Each line below has to be set down again exactly.
Source records START
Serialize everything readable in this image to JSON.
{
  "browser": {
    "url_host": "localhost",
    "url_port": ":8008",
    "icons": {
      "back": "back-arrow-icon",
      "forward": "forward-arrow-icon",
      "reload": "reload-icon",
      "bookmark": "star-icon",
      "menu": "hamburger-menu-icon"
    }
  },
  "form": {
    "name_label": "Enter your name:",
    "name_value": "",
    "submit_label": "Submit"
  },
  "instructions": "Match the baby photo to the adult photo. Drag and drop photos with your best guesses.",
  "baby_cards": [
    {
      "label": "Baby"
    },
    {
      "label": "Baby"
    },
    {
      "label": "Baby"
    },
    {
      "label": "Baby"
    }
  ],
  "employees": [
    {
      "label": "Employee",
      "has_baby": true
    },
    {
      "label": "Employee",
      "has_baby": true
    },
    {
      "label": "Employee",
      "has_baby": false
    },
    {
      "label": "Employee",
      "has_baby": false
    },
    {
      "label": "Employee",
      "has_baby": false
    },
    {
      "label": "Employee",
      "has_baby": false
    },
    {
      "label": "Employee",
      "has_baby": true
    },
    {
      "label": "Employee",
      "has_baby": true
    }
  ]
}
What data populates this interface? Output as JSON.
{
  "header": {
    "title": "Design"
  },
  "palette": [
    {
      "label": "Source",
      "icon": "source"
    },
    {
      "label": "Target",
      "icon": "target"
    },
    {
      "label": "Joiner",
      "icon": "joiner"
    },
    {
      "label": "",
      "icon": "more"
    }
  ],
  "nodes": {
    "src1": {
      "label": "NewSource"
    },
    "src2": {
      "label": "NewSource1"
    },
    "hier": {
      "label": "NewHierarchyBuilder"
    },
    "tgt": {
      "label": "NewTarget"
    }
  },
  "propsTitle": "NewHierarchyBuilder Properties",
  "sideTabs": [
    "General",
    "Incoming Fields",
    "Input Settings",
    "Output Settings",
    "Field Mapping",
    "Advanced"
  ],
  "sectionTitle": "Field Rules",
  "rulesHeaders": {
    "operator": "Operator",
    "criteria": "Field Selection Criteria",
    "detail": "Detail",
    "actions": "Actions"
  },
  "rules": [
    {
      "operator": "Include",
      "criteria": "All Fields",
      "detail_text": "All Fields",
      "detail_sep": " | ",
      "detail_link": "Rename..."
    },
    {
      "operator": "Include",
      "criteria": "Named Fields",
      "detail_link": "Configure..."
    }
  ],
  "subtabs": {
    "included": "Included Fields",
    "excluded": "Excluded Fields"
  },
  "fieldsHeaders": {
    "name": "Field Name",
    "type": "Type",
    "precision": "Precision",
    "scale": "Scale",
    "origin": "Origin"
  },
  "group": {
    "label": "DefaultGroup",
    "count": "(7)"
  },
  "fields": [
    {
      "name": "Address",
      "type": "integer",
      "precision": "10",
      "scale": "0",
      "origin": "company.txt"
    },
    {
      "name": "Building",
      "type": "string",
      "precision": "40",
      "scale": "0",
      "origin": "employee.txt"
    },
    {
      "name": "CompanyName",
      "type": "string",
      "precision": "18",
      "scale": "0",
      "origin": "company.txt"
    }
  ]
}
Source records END
* Written answer *
Serialize everything readable in this image to JSON.
{
  "browser": {
    "url_host": "localhost",
    "url_port": ":8008",
    "icons": {
      "back": "back-arrow-icon",
      "forward": "forward-arrow-icon",
      "reload": "reload-icon",
      "bookmark": "star-icon",
      "menu": "hamburger-menu-icon"
    }
  },
  "form": {
    "name_label": "Enter your name:",
    "name_value": "",
    "submit_label": "Submit"
  },
  "instructions": "Match the baby photo to the adult photo. Drag and drop photos with your best guesses.",
  "baby_cards": [
    {
      "label": "Baby"
    },
    {
      "label": "Baby"
    },
    {
      "label": "Baby"
    },
    {
      "label": "Baby"
    }
  ],
  "employees": [
    {
      "label": "Employee",
      "has_baby": true
    },
    {
      "label": "Employee",
      "has_baby": true
    },
    {
      "label": "Employee",
      "has_baby": false
    },
    {
      "label": "Employee",
      "has_baby": false
    },
    {
      "label": "Employee",
      "has_baby": false
    },
    {
      "label": "Employee",
      "has_baby": false
    },
    {
      "label": "Employee",
      "has_baby": true
    },
    {
      "label": "Employee",
      "has_baby": true
    }
  ]
}
What data populates this interface? Output as JSON.
{
  "header": {
    "title": "Design"
  },
  "palette": [
    {
      "label": "Source",
      "icon": "source"
    },
    {
      "label": "Target",
      "icon": "target"
    },
    {
      "label": "Joiner",
      "icon": "joiner"
    },
    {
      "label": "",
      "icon": "more"
    }
  ],
  "nodes": {
    "src1": {
      "label": "NewSource"
    },
    "src2": {
      "label": "NewSource1"
    },
    "hier": {
      "label": "NewHierarchyBuilder"
    },
    "tgt": {
      "label": "NewTarget"
    }
  },
  "propsTitle": "NewHierarchyBuilder Properties",
  "sideTabs": [
    "General",
    "Incoming Fields",
    "Input Settings",
    "Output Settings",
    "Field Mapping",
    "Advanced"
  ],
  "sectionTitle": "Field Rules",
  "rulesHeaders": {
    "operator": "Operator",
    "criteria": "Field Selection Criteria",
    "detail": "Detail",
    "actions": "Actions"
  },
  "rules": [
    {
      "operator": "Include",
      "criteria": "All Fields",
      "detail_text": "All Fields",
      "detail_sep": " | ",
      "detail_link": "Rename..."
    },
    {
      "operator": "Include",
      "criteria": "Named Fields",
      "detail_link": "Configure..."
    }
  ],
  "subtabs": {
    "included": "Included Fields",
    "excluded": "Excluded Fields"
  },
  "fieldsHeaders": {
    "name": "Field Name",
    "type": "Type",
    "precision": "Precision",
    "scale": "Scale",
    "origin": "Origin"
  },
  "group": {
    "label": "DefaultGroup",
    "count": "(7)"
  },
  "fields": [
    {
      "name": "Address",
      "type": "integer",
      "precision": "10",
      "scale": "0",
      "origin": "company.txt"
    },
    {
      "name": "Building",
      "type": "string",
      "precision": "40",
      "scale": "0",
      "origin": "employee.txt"
    },
    {
      "name": "CompanyName",
      "type": "string",
      "precision": "18",
      "scale": "0",
      "origin": "company.txt"
    }
  ]
}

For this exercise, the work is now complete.